    Le DT, Uram JN, Wang H, Bartlett BR, Kemberling H, Eyring AD, et al. PD-1 blockade in tumors with mismatch-repair deficiency. N Engl J Med 2015; 372: 2509-20. doi: 10.1056/NEJMoa1500596

    • Crossref
    • PubMed
    • Export Citation
  • 50

    Therkildsen C, Bergmann TK, Henrichsen-Schnack T, Ladelund S, Nilbert M. The predictive value of KRAS, NRAS, BRAF, PIK3CA and PTEN for anti-EGFR treatment in metastatic colorectal cancer: a systematic review and meta-analysis. Acta Oncol 2014; 53: 852-64. doi: 10.3109/0284186X.201 4.895036

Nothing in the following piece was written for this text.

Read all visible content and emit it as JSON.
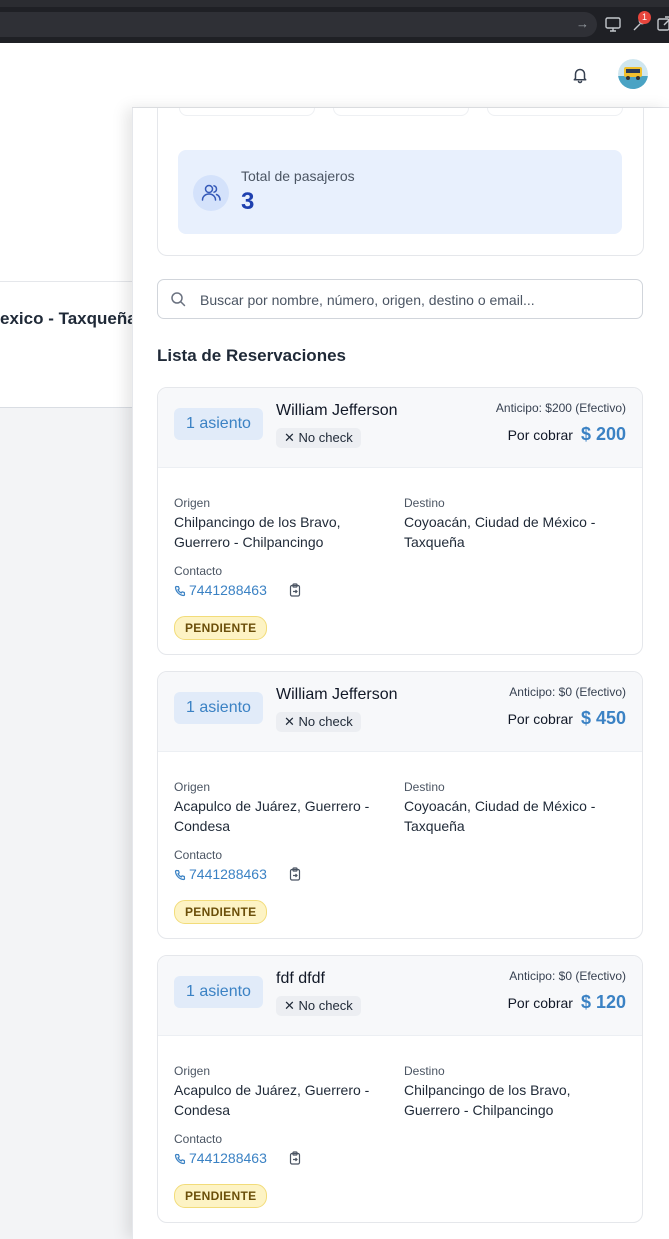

    • Crossref
    • PubMed
    • Export Citation
OPEN ACCESS

Journal + Issues

Search

  • View in gallery

    Overall survival of patients according to regional lymph node status (p = 0.000).

  • View in gallery

    Overall survival of patients according to tumour grade of differention G1 and G2 versus G3.

  • View in gallery

    Overall survival of wtKRAS and mutated KRAS gene patients (p = 0.47).

  • View in gallery

    Overall survival of mutated KRAS patients in codon 12 and 13 (p = 0.40).

  • View in gallery

    Overall survival of wtBRAF and mutated BRAF gene patients (p = 0.05).

  • View in gallery

    Median overall survival of wtNRAS, codon 61 and 146 patients and mutated NRAS, codon 61 and 146 patients (p = 0.072).

  • View in gallery

    Median time to progression of wtNRAS, codon 61 and 146 patients, and mutated NRAS, codon 61 and 146 patients (p = 0.025).